- _Work instruction_: The answer is the set of lines that include "docs", copied from the data below.

—————

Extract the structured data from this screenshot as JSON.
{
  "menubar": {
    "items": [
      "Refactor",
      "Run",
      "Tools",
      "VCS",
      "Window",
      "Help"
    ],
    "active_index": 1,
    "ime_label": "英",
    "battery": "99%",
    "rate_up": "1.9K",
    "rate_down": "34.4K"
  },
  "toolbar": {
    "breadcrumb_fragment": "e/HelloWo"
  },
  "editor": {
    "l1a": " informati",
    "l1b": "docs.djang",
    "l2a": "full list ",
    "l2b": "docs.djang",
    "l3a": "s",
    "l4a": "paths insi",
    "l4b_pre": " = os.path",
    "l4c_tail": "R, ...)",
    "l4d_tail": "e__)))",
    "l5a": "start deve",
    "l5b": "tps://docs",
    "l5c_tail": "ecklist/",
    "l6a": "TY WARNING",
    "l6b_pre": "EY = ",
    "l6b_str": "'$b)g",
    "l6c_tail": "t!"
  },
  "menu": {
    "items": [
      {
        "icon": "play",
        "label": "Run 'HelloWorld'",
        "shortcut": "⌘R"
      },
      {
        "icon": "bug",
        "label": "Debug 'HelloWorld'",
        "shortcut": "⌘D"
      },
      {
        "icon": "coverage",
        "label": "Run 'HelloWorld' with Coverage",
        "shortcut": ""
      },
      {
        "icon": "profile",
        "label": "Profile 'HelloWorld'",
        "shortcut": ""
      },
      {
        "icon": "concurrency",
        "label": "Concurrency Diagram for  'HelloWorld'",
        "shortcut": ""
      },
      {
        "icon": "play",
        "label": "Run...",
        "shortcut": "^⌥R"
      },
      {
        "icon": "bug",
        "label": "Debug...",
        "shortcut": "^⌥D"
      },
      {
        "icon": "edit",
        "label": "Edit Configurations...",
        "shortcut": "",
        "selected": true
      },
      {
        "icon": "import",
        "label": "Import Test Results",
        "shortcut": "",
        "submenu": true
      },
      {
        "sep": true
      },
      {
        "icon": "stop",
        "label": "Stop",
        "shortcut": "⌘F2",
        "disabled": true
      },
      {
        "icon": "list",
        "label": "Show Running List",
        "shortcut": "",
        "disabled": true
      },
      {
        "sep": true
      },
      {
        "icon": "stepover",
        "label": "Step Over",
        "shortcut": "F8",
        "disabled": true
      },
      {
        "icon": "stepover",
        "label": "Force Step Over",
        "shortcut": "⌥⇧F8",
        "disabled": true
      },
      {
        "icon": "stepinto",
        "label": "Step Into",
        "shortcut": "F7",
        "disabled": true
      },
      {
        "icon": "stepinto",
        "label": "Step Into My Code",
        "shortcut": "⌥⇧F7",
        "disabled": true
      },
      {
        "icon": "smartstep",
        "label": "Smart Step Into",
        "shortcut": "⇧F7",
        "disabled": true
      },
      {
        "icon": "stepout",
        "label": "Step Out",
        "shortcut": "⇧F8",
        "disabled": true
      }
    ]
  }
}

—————

- _Response area_:
    "l1b": "docs.djang",
    "l2b": "docs.djang",
    "l5b": "tps://docs",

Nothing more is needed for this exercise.